Taunton-born John Llewellyn Waddy saw action at the Battle of Arnhem and was wounded and taken prisoner of war by German troops.

In later life he was an adviser for and enjoyed a walk on part in the film A Bridge Too Far, which told the story of the bloody battle.

John, who was born in June 1920 and served with the Somerset Light Infantry in India after he joined up in July 1939.

He then volunteered to join the Parachute Regiment and saw action in Italy in 1943.

He was then part of the 1st Airborne Division with 4 Para at Arnhem.

After the war he saw action in Palestine and the Malayan emergency and was mentioned in dispatches.

He became a director of the SAS and was a military advisor.

He died on Sunday.

John, the son of Lt Col Richard Waddy, DSO, and his wife Llewellyn, was educated at Wellington College and then as a cadet at Sandhurst.

He sailed for India the day that war was declared on Germany.

There was little action in India, so he volunteered for a new British parachute battalion in August 1941, qualifying for his wings on the day Japan attacked Pearl Harbour.

He was posted to Italy, where he found an Italian 179mm Howitzer, which he used to scatter Germans gathering to counter attack.

John was promoted to acting major before sailing back to Britain and Operation Market Garden.

The Allies planned o use airborne forces to secure key bridges over rivers and canals in the Netherlands, opening a route into Germany.
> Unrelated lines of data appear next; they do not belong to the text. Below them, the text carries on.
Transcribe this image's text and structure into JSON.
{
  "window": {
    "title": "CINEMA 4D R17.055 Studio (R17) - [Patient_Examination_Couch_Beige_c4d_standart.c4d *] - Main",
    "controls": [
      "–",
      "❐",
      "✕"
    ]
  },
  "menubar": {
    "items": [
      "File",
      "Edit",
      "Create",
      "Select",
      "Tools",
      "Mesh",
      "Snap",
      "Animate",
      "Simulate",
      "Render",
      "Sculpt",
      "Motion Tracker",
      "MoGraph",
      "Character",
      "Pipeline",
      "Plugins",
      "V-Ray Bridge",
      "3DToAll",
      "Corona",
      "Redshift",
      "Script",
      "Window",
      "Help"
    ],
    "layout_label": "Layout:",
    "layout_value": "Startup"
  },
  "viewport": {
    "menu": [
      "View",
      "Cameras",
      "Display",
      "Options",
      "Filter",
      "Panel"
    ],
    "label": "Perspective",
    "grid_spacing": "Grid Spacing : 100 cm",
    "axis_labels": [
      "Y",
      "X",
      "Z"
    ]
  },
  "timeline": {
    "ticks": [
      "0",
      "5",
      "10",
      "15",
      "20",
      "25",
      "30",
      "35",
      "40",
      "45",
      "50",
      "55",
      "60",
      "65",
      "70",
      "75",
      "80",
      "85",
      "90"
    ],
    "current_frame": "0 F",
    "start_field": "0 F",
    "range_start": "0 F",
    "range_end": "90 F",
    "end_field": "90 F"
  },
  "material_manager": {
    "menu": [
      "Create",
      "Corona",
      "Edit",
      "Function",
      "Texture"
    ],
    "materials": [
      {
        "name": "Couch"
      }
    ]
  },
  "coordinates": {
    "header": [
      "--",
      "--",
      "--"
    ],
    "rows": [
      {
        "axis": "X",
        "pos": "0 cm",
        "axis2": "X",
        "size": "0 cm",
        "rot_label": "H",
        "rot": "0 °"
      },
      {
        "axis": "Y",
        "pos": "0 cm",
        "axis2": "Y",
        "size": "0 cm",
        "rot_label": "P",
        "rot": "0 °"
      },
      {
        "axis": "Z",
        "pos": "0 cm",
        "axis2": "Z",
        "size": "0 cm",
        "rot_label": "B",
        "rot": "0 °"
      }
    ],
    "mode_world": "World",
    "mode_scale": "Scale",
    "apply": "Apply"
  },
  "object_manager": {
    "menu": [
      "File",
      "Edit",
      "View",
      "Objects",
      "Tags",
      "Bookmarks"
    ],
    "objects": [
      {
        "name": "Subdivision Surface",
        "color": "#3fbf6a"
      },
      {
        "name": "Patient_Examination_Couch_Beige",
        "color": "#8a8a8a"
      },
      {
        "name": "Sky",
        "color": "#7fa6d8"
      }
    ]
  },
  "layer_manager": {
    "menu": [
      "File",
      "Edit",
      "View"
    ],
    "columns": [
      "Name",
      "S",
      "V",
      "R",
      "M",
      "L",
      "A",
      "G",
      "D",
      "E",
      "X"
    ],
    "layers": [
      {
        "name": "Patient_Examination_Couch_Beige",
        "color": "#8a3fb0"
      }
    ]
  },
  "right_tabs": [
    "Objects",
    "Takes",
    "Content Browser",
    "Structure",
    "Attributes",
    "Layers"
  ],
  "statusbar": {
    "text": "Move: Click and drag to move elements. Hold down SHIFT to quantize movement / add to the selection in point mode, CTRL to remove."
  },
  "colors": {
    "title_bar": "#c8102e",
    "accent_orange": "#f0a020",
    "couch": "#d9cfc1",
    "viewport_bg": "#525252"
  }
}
John was dropped at Arnhem and he later recalled that his Dakota plane was so near the ground he could see the faces of the German gun crews below.

He and his men came under small arms fire at the plane's doors and heavy fire as they parachuted onto Ginkel Heath and were later strafed by a German fighter and encountered German Panzer tank troops.

John was shot in the groin by a sniper as he took on a twin barrelled German 20mm flak gun.

He was only saved by a Rhodesian soldier who carried him back to Company HQ, where he was operated on on a hotel billiard table.

Then in aid stations he was hit in the left foot by a mortar round shell fragment and another hit caused facial and shoulder wounds.

Once recovered he was taken to Stalag VII-A where he stayed until liberated in April 1945.

John he was impressed by the kindness of the German medial staff and guards, with one nurse saving his foot from being amputated.

He went on to hold a series of command posts at home and overseas and won the OBE in 1963.